How to Create a Monthly Budget

Posted on 28th Oct, 2016 by Barbara Davidson

Creating a budget and sticking to it can feel daunting, but putting it into practice doesn’t have to be hard. Making a habit of sticking to a monthly budget can help you pay off all of your regular expenses while still having enough to save. In this overview, we will provide steps, tips, tools and resources to help you budget successfully.

  1. Figure out your monthly take-home income.This is just the total amount you receive each month from your paychecks. It doesn’t factor in your income before taxes (and any other amount subtracted for insurance).
  1. Choose a budgeting plan.A budget must cover all of your needs, some of your wants and savings for emergencies and the future.
  1. Keep track of your spending.Record your spending in a journal or use one of the online budgeting tools we’ll discuss below.
  1. Set yourself up for success.Automate as much as possible to make allocating money to specific purposes/payments as easy as possible.
  1. Revisit your budget and tweak it as needed.Your income, expenses and priorities will continually change. Adjust your budget accordingly!
  1. Know why you’re budgeting.

If you’re developing a budget just because you feel like you should, it probably won’t help very much. The primary reason for budgeting is to help you spend less than you earn. It will show you the areas that are spending weaknesses and provide the structure for you to improve in those areas.

  1. Have a specific long-term goal in mind.

For many people, freedom from debt is their long-term budgeting goal. For others, it might be saving for a house or retirement. Whatever it is, having a big long-term goal in mind can be very useful when planning a budget. Knowing that the little sacrifices you are making will add up to something that you really want makes budgeting much more palatable.

  1. Use accurate spending information.

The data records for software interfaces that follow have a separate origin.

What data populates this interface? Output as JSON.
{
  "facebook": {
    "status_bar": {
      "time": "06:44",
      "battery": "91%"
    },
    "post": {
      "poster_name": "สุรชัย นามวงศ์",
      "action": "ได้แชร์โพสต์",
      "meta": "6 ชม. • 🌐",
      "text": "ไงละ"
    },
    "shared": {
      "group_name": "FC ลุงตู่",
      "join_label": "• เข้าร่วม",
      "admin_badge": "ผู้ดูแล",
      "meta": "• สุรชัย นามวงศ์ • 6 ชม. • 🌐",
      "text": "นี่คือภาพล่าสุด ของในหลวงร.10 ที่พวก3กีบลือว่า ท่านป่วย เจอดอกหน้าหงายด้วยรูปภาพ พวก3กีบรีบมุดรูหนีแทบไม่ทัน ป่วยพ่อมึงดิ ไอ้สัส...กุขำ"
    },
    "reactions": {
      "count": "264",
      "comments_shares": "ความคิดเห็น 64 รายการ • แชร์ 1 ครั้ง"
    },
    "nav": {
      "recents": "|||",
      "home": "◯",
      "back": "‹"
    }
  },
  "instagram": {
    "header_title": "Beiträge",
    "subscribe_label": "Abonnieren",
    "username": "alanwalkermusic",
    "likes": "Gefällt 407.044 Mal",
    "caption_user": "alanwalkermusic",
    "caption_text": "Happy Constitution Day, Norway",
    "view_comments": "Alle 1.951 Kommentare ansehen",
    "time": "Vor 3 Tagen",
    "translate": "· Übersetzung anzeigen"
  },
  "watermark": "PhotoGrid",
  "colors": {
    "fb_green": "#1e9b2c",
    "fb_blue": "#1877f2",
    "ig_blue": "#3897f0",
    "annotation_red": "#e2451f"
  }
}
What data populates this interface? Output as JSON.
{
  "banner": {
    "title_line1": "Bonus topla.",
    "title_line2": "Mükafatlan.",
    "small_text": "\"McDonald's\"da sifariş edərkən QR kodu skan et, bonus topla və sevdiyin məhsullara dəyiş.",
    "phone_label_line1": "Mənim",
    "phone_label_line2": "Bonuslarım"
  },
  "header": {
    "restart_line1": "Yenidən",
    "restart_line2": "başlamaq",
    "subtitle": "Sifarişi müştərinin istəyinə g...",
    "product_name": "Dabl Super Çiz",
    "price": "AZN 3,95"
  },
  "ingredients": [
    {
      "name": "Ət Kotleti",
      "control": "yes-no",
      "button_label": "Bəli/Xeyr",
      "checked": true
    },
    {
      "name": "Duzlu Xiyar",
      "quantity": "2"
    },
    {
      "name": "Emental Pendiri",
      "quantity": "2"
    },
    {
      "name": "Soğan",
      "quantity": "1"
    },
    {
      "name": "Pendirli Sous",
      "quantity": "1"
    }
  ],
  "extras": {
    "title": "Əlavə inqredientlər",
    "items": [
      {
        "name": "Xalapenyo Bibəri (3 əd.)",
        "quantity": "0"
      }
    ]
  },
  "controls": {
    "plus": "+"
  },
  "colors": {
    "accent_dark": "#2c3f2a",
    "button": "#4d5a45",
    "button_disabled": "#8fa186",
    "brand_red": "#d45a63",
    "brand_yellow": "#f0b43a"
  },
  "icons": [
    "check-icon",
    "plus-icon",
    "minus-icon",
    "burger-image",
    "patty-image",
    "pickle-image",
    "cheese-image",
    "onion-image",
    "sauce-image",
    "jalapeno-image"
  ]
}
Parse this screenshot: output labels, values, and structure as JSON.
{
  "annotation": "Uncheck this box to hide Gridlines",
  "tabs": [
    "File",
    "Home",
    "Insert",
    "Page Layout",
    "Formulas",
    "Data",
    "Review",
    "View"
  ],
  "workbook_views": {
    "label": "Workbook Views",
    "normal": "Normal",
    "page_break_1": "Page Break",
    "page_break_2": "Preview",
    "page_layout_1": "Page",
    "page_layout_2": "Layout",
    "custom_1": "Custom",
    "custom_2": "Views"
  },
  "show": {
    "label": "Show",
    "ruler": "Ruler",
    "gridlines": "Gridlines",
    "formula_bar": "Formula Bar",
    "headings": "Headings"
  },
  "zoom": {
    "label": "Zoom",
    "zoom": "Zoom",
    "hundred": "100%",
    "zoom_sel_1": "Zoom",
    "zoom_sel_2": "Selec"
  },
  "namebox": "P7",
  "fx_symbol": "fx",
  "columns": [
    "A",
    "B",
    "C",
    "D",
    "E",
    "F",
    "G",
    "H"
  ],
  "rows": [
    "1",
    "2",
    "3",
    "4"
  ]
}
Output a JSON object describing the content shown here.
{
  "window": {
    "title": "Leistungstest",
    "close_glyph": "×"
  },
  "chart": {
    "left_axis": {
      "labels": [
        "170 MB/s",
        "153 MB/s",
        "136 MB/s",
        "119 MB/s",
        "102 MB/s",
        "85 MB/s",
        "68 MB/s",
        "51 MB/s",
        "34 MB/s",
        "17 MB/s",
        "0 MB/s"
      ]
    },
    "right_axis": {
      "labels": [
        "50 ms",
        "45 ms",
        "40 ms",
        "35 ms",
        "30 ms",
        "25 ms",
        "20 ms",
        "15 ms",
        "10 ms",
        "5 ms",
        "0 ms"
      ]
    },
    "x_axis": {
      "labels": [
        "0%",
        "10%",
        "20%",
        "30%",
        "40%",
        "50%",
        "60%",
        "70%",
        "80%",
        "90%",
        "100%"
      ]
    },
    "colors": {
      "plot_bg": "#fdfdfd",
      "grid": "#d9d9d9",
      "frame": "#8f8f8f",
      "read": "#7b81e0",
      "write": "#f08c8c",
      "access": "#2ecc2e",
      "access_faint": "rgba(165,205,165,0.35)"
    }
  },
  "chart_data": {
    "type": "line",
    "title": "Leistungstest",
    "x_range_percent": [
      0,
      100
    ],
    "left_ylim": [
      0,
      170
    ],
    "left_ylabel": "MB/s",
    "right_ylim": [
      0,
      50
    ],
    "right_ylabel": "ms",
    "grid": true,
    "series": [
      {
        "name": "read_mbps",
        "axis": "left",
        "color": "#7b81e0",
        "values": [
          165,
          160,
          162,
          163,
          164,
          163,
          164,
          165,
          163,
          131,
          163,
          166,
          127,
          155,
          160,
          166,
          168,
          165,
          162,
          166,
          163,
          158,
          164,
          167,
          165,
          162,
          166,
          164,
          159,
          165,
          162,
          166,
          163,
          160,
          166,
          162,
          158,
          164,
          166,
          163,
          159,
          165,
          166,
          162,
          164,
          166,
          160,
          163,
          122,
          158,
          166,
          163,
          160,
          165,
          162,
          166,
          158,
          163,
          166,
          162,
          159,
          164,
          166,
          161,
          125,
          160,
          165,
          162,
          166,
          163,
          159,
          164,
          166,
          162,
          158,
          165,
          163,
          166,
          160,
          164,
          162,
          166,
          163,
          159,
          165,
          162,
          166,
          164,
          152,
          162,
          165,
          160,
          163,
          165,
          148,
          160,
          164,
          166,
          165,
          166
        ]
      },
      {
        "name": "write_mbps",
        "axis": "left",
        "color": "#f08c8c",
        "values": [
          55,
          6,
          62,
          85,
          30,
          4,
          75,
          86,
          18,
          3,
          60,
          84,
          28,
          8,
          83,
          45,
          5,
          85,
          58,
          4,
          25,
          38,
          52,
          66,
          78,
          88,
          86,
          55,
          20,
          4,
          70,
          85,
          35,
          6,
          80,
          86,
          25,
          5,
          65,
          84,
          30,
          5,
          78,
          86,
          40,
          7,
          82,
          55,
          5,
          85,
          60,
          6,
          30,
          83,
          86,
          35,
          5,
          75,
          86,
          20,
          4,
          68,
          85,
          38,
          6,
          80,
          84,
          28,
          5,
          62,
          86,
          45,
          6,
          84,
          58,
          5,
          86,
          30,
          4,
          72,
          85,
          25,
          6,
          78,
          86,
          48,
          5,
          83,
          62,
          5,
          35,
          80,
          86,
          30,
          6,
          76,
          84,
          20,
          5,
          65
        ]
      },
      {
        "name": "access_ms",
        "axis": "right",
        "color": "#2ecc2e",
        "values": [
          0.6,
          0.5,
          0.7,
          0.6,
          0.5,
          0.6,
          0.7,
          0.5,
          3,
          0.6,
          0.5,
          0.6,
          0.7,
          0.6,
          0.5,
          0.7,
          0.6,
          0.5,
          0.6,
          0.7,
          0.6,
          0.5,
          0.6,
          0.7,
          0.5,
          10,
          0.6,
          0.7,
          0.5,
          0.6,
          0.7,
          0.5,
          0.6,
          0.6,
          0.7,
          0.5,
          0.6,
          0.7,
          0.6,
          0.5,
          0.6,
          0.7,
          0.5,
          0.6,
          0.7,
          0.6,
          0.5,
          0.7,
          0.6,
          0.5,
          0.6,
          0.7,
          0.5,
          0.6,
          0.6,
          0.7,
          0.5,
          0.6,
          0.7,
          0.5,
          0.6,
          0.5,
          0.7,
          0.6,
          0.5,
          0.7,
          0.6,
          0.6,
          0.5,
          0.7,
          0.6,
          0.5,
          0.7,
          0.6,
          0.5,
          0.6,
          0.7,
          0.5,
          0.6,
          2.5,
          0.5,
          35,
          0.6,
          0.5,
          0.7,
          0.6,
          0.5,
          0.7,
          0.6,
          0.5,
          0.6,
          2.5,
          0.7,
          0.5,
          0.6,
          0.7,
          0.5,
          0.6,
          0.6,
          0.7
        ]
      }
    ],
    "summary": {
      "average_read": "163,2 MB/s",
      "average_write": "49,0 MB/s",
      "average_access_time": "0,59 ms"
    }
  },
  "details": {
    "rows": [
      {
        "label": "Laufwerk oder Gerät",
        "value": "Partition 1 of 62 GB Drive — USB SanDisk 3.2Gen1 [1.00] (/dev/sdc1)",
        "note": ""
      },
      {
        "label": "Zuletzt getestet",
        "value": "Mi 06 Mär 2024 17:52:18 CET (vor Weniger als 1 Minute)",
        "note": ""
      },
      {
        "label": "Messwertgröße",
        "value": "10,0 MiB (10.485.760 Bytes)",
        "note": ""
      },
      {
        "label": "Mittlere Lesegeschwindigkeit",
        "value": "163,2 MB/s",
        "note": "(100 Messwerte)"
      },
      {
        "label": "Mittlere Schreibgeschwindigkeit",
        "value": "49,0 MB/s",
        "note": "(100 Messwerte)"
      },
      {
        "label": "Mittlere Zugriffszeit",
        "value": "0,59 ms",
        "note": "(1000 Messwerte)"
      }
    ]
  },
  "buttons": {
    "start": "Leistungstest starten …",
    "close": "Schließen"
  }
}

Budgeting works best if you use real numbers. This means pulling out bills and saving all of your receipts for a month or two and figuring out what you’re actually spending. Your first “budget” shouldn’t actually be a budget at all — it should simply reflect your spending habits in an average month.

  1. Have checking and savings accounts that have useful budgeting tools incorporated by default. 

Does your bank offer automatic transfers from your checking account to your savings account (or, even better, sub-accounts)? Does your bank offer online bill pay? Ideally, the answer to both of these is yes. Now, does your bank charge you maintenance fees on your account? Do you have to pay a lot of ATM fees? Ideally, this answer is no.

  1. Use a budgeting tool that you find easy to use.

If you start off by being overwhelmed by the complexity of the apps or software and the vast number of budgeting tools available, it’s going to be difficult to convince yourself to keep going with this. Your first budget should be incredibly easy to use and manage — and you should understand it from the inside out. For many people, getting started with a pencil and paper is the best way to go. Once you’ve gotten a handle on, try some of the tools and resources we’ve included below!

  1. Be realistic.

Small steps work; trying to take a massive step often results in failure. So don’t pledge to reduce your dining and entertainment spending by 80% right away. It won’t work over the long haul. Instead, average out what you’ve spent on dining and entertainment for the last few months, and pledge to cap that area at 5 – 10% below that average. Then, after some time and some success, trim it a bit more.

  1. Have some support from your friends and family.

Whenever you’re attempting to make a significant change in your life, it’s easier to make with a little support. Look to your spouse, parents or closest friends for help. If you surrounded yourself with people that actively overspend, you’ll be much more likely to overspend yourself.

  1. Set some short-term goals that you can easily achieve.

While long-term goals are great for feeling good about your general direction, they don’t always help with the day-to-day choices. It’s easy to convince yourself that one little slip-up won’t actually hurt your big goals, but one little slip-up can be the first pebble in an avalanche. So create some short-term goals. For example, you could set a monthly entertainment budget and go out guilt-free if you’re within budget at the end of the month. Use simple motivations to keep yourself on course!


Check out these Tools & Resources!



1 O’Shea, B. (March 30, 2016). How to Build a Budget. Retrieved October 13, 2016 from

2 Hamm, T. (July 12, 2015). Preparing a Budget? Ten Tips for Making That Budget Successful. Retrieved October 13, 2016 from

About Barbara Davidson

Babs is Lead Content Strategist and financial guru. She loves exploring fresh ways to save more and enjoy life on a budget! When she’s not writing, you’ll find her binge-watching musicals, reading in the (sporadic) Chicago sunshine and discovering great new places to eat. Accio, tacos!